Mathematical and Computational Approaches to Social Justice
Civil rights leader, educator, and investigative journalist Ida B. Wells said that "the way to right wrongs is to shine the light of truth upon them." This talk will demonstrate how mathematical and computational approaches can shine a light on social injustices and help build solutions to remedy them. We will present quantitative social justice projects on topics ranging from diversity in art museums to equity in criminal sentencing to affirmative action, health care access, and other fields. The tools engaged include crowdsourcing, clustering, hypothesis testing, statistical modeling, Markov chains, data visualization, and more. I hope that this talk leaves you informed about the breadth of social justice applications that one can tackle using quantitative tools in careful collaboration with other scholars and activists.
November 1, 2021 at 3:00 p.m. in Math 305
November 8 – Katie Oliveras
Katie Oliveras – Seattle University
November 8, 2021 at 3:00 p.m. in Math 305
November 15 – Ryan Grady
Ryan Grady – Montana State University
November 15, 2021 at 3:00 p.m. in Math 305
November 22 – Anna Halfpap
Anna Halfpap – University of Montana
November 22, 2021 at 3:00 p.m. in Math 305
November 29 – Emily Stone
Emily Stone – University of Montana
Data Science meets Public Health Data in Montana: My adventures with seasonal and SARS-CoV-2 flu from Montana counties.
November 29, 2021 at 3:00 p.m. in Math 305
December 6 – Jasper Weinburd
Jasper Weinburd – Harvey Mudd College
December 6, 2021 at 3:00 p.m. in Math 305

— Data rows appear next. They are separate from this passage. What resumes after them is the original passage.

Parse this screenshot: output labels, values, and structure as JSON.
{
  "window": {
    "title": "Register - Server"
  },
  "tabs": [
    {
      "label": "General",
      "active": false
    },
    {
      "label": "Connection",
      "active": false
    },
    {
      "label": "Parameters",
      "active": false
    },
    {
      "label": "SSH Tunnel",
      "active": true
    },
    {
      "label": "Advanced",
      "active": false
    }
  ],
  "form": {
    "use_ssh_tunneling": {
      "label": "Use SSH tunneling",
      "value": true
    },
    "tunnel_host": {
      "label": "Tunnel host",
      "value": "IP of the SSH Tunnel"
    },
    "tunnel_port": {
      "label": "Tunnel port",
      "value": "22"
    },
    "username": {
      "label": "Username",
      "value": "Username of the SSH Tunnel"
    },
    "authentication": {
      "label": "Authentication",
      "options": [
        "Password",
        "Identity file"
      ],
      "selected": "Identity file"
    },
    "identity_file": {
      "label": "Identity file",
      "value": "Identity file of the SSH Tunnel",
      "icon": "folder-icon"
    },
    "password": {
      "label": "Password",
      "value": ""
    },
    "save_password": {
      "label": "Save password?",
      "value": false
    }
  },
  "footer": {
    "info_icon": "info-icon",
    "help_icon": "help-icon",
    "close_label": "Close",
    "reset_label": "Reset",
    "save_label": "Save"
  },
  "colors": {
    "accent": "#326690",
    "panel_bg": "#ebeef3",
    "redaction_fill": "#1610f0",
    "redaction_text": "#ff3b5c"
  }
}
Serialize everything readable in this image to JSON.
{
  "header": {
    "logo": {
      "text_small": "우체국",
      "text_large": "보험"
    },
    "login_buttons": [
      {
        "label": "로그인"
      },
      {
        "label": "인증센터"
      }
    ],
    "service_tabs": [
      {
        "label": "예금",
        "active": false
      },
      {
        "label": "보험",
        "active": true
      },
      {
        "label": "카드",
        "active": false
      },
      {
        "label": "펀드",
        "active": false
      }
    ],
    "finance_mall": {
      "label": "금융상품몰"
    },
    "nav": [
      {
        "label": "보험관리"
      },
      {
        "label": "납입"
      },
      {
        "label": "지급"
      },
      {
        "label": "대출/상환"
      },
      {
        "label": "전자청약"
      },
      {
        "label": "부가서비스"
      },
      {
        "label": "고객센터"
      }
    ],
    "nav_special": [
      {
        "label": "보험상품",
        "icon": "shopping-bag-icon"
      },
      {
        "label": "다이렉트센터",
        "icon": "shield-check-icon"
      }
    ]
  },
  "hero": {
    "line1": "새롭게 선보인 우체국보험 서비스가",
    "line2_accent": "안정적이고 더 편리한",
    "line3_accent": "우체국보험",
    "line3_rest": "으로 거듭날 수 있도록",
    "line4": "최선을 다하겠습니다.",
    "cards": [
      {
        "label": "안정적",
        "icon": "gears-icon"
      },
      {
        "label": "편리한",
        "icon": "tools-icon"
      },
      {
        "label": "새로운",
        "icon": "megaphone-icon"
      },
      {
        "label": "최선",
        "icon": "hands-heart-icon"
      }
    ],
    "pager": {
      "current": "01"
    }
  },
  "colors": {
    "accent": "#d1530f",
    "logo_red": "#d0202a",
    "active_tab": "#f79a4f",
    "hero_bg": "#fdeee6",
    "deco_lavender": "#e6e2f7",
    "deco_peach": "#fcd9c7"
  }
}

February 7, 14, 28
March 7, 14, 28
April 4, 11, 18, 25
January 24 – Bree Cummins
Bree Cummins – Montana State University